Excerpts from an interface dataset
_ _ _ _ _ _ _

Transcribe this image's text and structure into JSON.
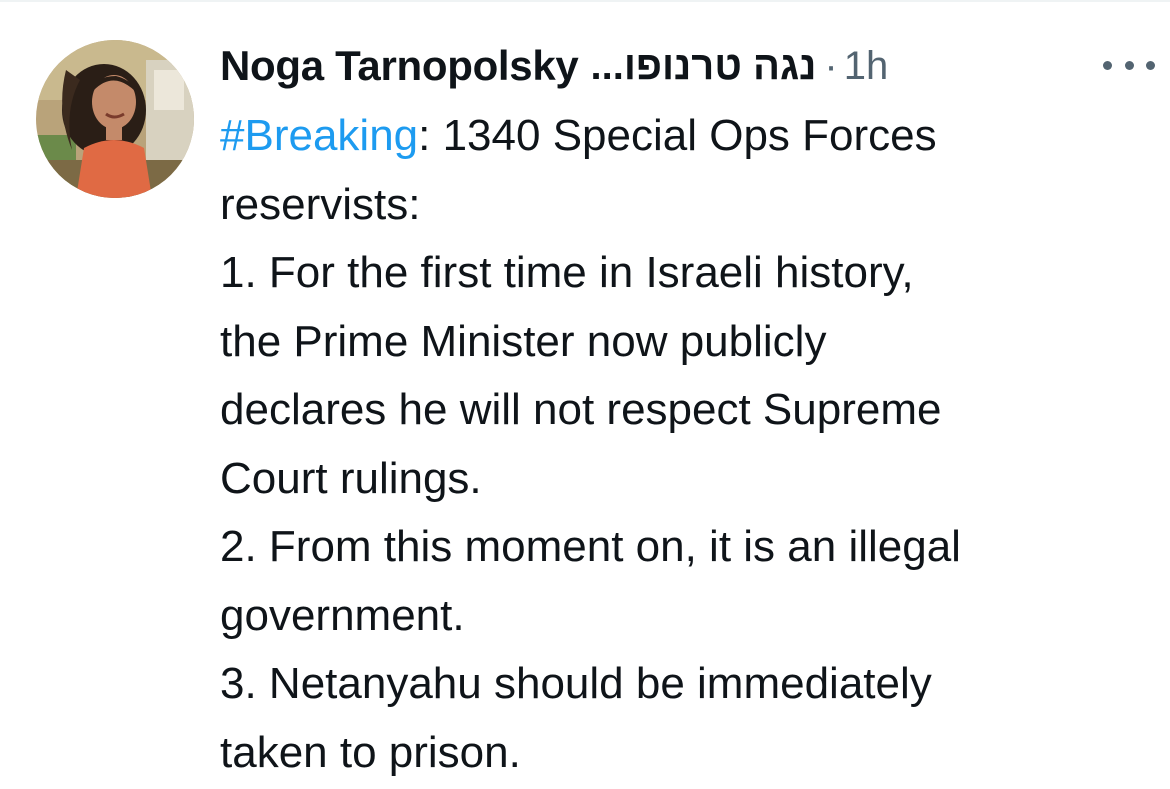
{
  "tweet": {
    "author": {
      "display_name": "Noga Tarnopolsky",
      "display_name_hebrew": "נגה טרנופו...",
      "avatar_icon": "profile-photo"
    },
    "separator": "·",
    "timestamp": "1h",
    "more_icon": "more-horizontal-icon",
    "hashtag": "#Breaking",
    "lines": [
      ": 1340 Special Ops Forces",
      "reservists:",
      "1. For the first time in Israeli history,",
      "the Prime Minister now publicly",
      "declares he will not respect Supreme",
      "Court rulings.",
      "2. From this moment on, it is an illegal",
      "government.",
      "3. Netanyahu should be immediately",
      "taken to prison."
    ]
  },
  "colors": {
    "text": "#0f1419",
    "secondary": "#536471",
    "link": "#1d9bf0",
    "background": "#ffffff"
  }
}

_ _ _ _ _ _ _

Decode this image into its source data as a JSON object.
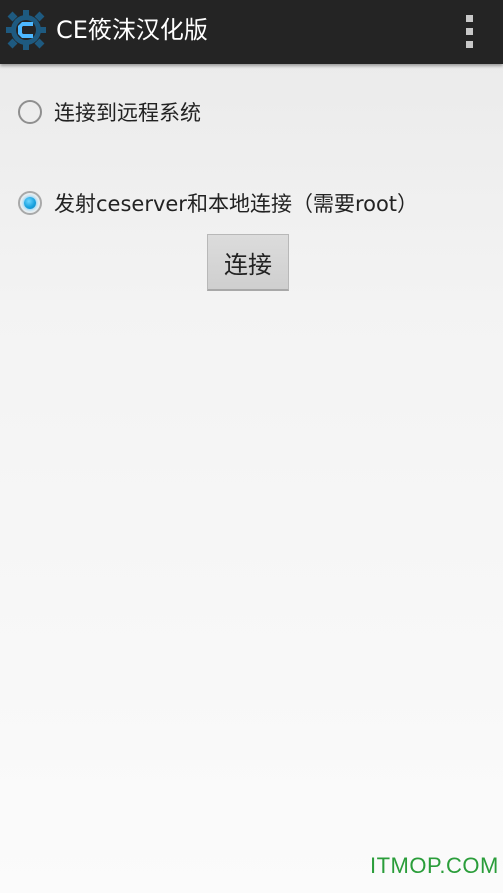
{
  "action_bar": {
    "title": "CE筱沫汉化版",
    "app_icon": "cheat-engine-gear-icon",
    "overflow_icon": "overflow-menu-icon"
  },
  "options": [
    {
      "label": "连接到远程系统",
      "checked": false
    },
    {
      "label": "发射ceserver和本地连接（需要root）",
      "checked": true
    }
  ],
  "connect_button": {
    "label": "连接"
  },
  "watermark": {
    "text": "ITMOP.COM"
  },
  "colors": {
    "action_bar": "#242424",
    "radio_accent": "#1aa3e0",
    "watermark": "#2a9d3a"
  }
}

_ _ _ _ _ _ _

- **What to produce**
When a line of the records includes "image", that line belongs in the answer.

- **Written solution**
Transcribe this image's text and structure into JSON.
Decode this image into its source data as a JSON object.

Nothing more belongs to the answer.